250,000 barrels a day – to put this number in perspective, it’s the amount that the Cantarell oilfield in Mexico declined in the last six months (and its decline will continue).
It’s the amount that North Sea oil fields declined in the last year (and their decline will continue). It’s the amount taken offline recently when rebels in speedboats attacked an oil rig off the coast of Nigeria. It’s a little over 1% of our current oil consumption and maybe a third of a percent of the world’s. It’s spit in the bucket.
Meanwhile, conservation methods offer us a way to reduce our dependence on oil by as much as one-third. That would be 28 times as great an effect. Twenty-eight times. We wouldn’t have to spend anything, or spoil anything, to do it. We could start right away, rather than waiting 10 years. And perhaps most tellingly, it would be a benefit that actually accrued to squeezed U.S. citizens, rather than a benefit that accrued to oil companies and whoever will bid the highest for the offshore oil.

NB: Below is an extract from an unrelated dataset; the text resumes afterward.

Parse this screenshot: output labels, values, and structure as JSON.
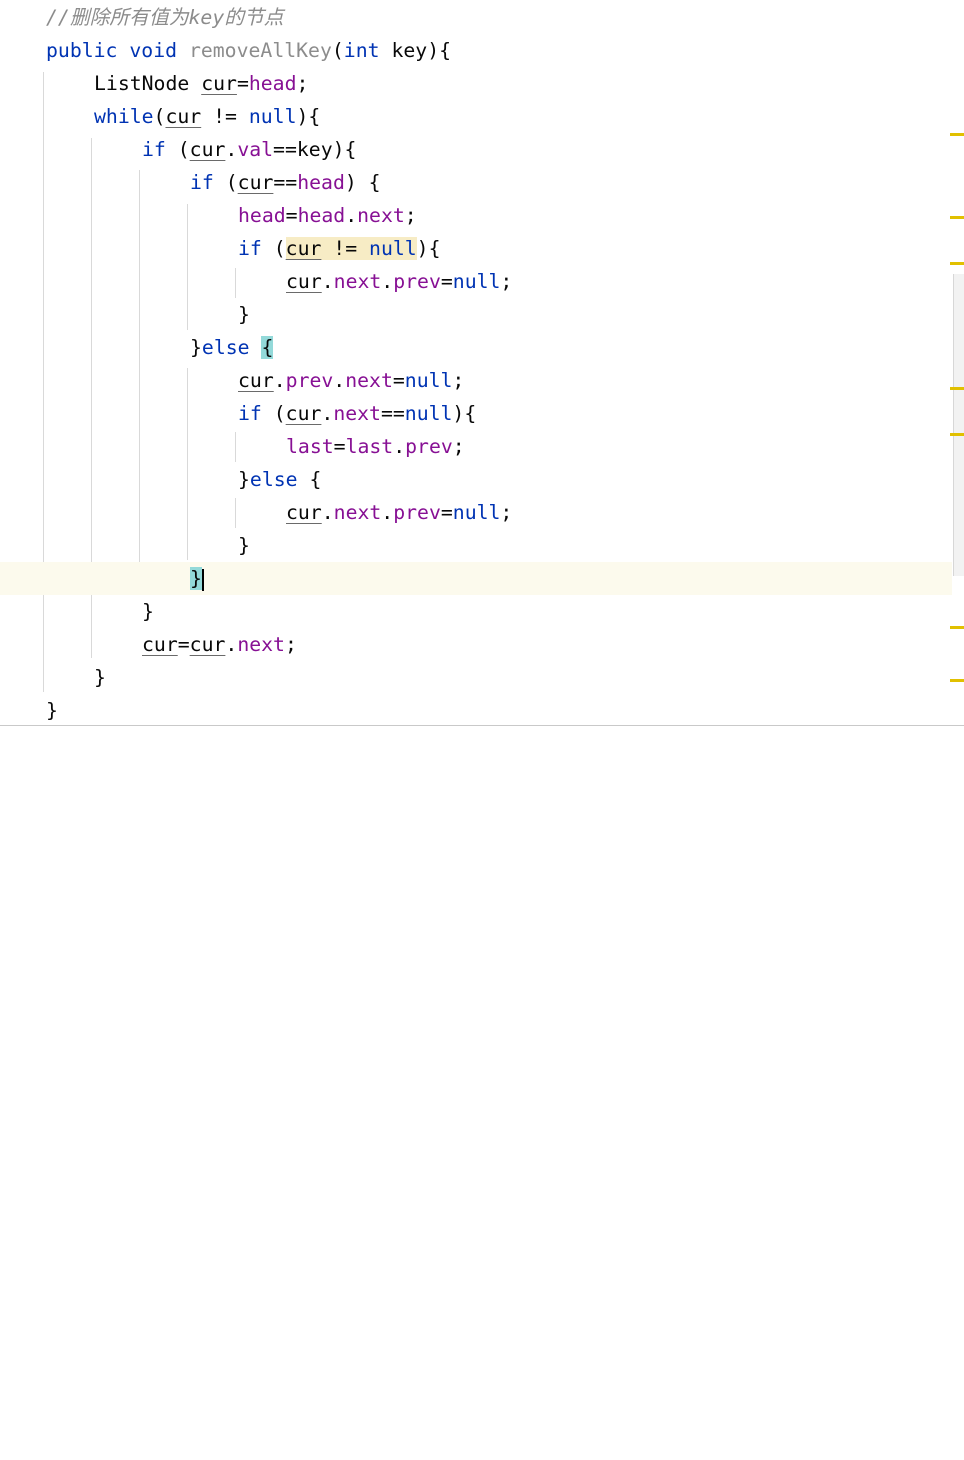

It’s what the other developed nations of the world have done. Maybe we should take advantage of the research they’ve done in this area? Or must we live through the World Without Oil scenario first?
Clifford Krauss is living World Without Oil, but it’s no game. Clifford wrote an article that appeared yesterday in the New York Times. It’s about the effects of high gasoline prices on rural areas in the U.S., where people are reeling under the triple strike of low incomes, fuel-inefficient vehicles, and long commutes to work. Folks, you have to read this article: this is not fiction, this is really happening.
Cars abandoned at the side of roads. A man loses his truck because he couldn’t afford the payments and the fuel. People eating less meat, giving up video rentals to buy gas. People forced to choose between food and transportation. People praying to God for lower fuel prices. People unable to afford the transportation cost to get medicines. People defaulting on their electric and phone bills. People quitting jobs because working less is the economically rational choice: all the wages just go down the fuel spout.
And the ripple effects: stores and restaurants closing. Layoffs. Theft rising. Local governments abandoning services. A new calculus is at work to define the haves and have-nots: the Petro Razor. Fissures are appearing along the lines that WWO foresaw.
If you want to get a solid picture of what World Without Oil signified to the world, listen to WWO’s participation architect, Jane McGonigal, at the New Yorker conference earlier this month, “Stories from the Near Future.”
What Jane’s saying is that games have turned a corner from Escapism to Engagement (not just WWO, but it’s perhaps the most potent example) and… well, she tells it way better than I do, so check out the vid.
….possible within two years, says Sachs Goldman via Bloomberg and widely reported. Folks, less than a year ago “$200 a barrel” was shorthand for catastrophe. Witness our fellow simulation, OilShockwave, which in September 2007 posited a global geopolitical crisis precipitated by oil at $150 a barrel.
Here they are again: real-life headlines that look as though they come right out of World Without Oil. I don’t want to see headlines like these. The question is: is the WWO game helping people adjust to the new economic reality they describe? And – is the game helping to create other realities as well?
01SJ is the Zero One art-on-the-edge digital festival here in San Jose, and it’s chosen World Without Oil as a finalist for its Environmental Art award. That is so cool as to render me speechless. We are shoulder-to-shoulder with such WWO simpaticos as The Miss Rockaway Armada and The Yes Men. See the entire list of finalists here. And if you’re in the area, come on down to the 01SJ Opening Ceremony in San Jose on Wednesday, June 4 – that would be a great way to celebrate the first anniversary of the close of the World Without Oil game.